The inability to copy remote files downloaded using client FTP Windows Vista program was investigated after an Access Denied Exception was thrown during copying the remote files. A subsequent Web search revealed three Microsoft Knowledge Base articles that explained the cause of the problem and one of them gave a link to a Microsoft Hotfix. This article presents a programmatic solution based on adding permissions to the files.
There are three computers: A, B and C. Computers A and B run Windows Vista, and are members of the same domain AB (Figure 1).
There are two domain accounts. One is a Standard User account. The other is an Administrator account. An X program, written in C#, may run in either account. This program performs two actions: executes the FTP client program on Computer B and copies files from a shared folder on Computer B to Computer A.
There is only one Administrator domain account. A shared folder exists to be accessible for Computer A. A Y program, written in C#, uses the FTP client program packaged with Windows Vista to download files from Computer C on demand to the shared folder.
There is an FTP Server that satisfies the requests coming from the communicated client on Computer B.
Figure 1. Connected Computers with shown Control and Data Flows
The X program on Computer A is written to require that the Y program on Computer B download a specific file from Computer C to the shared folder. Then, the X program copies that file to Computer A.
When the X program ran in the Standard User account on Computer A, some files were copied from Computer B and some were not. For files that were not copied, the X program displayed a Message Box with "access denied" because of an exception caught during the copy operation.
The following factors were considered during analysis:
Symptoms of the Problem
As we can see from the above examples, files that were downloaded with FTP on Computer B do not have the permission that allows the X program on Computer A to copy them to that computer.
Web Search Findings
Conducting information search for resources on the Web and reviewing data revealed the following Microsoft articles:
The first two Microsoft articles describe inheritance of permissions for copied or moved files.
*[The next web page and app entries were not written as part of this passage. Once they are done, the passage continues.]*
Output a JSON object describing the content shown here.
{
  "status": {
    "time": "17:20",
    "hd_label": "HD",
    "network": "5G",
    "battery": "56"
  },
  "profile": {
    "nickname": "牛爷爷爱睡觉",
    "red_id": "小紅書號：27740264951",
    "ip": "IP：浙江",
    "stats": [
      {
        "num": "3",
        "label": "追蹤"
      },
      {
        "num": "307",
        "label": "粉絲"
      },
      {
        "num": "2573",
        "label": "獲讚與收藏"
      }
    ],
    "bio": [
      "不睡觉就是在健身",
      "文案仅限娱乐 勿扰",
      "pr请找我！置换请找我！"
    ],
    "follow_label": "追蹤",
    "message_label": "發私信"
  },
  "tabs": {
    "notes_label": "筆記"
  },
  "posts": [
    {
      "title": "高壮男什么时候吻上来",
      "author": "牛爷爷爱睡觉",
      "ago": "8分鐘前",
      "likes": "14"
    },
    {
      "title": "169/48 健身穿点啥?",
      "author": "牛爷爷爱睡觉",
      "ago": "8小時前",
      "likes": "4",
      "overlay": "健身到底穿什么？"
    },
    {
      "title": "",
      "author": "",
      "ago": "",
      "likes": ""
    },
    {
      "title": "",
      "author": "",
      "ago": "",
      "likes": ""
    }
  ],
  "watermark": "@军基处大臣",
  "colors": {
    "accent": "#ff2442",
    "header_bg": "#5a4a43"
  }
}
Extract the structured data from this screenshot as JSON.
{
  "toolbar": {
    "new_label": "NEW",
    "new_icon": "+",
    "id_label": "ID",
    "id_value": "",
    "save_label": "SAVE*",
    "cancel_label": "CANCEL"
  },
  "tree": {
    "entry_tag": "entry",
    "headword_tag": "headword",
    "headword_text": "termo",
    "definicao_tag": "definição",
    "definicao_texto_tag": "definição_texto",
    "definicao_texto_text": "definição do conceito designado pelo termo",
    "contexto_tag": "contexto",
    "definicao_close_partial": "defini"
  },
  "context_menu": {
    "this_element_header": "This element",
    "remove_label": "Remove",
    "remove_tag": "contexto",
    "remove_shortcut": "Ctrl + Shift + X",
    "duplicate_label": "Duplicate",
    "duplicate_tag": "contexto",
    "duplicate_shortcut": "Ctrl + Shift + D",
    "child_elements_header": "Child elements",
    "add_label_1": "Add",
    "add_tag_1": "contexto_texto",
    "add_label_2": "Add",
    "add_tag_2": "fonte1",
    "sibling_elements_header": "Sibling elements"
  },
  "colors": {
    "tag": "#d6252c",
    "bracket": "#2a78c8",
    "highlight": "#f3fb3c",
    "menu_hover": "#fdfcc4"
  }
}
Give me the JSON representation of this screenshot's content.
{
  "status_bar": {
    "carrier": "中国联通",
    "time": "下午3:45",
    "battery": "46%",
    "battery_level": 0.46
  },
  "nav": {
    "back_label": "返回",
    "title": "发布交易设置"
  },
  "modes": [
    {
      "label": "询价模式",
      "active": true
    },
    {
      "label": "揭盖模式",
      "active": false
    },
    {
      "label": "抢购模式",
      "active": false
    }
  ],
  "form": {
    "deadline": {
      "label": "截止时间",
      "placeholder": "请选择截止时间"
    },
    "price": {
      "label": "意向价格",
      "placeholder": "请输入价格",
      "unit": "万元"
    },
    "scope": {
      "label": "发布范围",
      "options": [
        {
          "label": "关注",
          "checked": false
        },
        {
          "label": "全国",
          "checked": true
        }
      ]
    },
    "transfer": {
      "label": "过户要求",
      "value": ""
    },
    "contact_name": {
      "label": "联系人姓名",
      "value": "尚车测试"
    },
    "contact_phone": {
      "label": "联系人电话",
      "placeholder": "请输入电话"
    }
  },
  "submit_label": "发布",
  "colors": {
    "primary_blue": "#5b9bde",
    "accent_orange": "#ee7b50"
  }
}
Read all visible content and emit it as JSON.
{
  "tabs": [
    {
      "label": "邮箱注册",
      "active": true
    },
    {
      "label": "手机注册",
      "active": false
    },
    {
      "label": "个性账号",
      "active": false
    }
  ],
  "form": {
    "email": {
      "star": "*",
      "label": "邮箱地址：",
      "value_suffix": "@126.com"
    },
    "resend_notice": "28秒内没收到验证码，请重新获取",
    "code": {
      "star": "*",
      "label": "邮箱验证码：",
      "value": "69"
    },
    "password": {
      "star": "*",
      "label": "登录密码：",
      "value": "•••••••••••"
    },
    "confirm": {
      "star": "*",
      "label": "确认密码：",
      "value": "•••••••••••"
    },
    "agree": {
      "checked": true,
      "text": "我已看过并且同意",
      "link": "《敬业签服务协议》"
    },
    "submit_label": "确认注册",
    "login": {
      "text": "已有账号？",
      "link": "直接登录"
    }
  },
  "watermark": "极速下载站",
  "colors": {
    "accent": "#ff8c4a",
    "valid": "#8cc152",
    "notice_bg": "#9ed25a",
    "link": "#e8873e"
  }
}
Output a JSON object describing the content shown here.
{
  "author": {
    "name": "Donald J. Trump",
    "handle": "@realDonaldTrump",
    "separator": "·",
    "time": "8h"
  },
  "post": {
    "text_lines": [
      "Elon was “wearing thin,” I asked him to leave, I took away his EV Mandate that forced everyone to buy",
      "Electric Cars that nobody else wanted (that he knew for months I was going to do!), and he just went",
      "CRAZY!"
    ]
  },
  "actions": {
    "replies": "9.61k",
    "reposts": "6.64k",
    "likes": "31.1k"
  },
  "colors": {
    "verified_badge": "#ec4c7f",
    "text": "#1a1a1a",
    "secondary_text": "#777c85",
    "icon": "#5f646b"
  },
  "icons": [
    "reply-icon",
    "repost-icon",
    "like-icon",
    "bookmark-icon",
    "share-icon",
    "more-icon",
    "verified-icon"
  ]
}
The third Microsoft article describes the same symptoms that are described in this article.
Cause of the Problem
It becomes clear from the three articles that the "access denied" was caused by the faulty implementation of the download function of the FTP.exe in Windows Vista.
The third article describes the steps of FTP downloading: the Ftp.exe creates a temporary file in the %temp% folder, and after its successful downloading, it inherits permissions of its parent folder without changing permissions before moving it to the destination folder on the same partition. There is a link to the Microsoft hotfix: http://support.microsoft.com/hotfix/KBHotfix.aspx?kbnum=973510&kbln=en-us
Another possible solution that is applicable is to programmatically add the needed Permission on the FTP downloaded files. A C# code example follows:
FileInfo fi = new FileInfo(fileNameVariable);
FileSecurity fs = fi.GetAccessControl();
//Name of a user account and type of operation associated with access rules below are
//used only as an example.
fs.AddAccessRule(new FileSystemAccessRule("Domain Users",
An example of the Permissions for an FTPed file after execution of the above code is shown on Figure 5.
Figure 5. Modified Permissions for an FTPed file
Executing the presented code changes permissions on the FTP downloaded files on Computer B will allow the X program on Computer A to copy the files to that computer. You can adapt this code example by selecting suitable for your company policy arguments to create your own programmatic solution.
My special thanks to my colleagues who supported me with their advice while they were waiting for this solution to be successfully applied. I own my deep gratefulness to Kevin Michaels without whom this task could not have been accomplished. I also thank Debie Urycki for proof reading and suggestions on corrections.
About the Author
Boris Eligulashvili was a Systems Software Architect at ViewRay, Inc. a medical device company developing advanced radiation therapy technology for the treatment of cancer at time of writing this paper. In his career, he has implemented many innovative software solutions for various software development projects.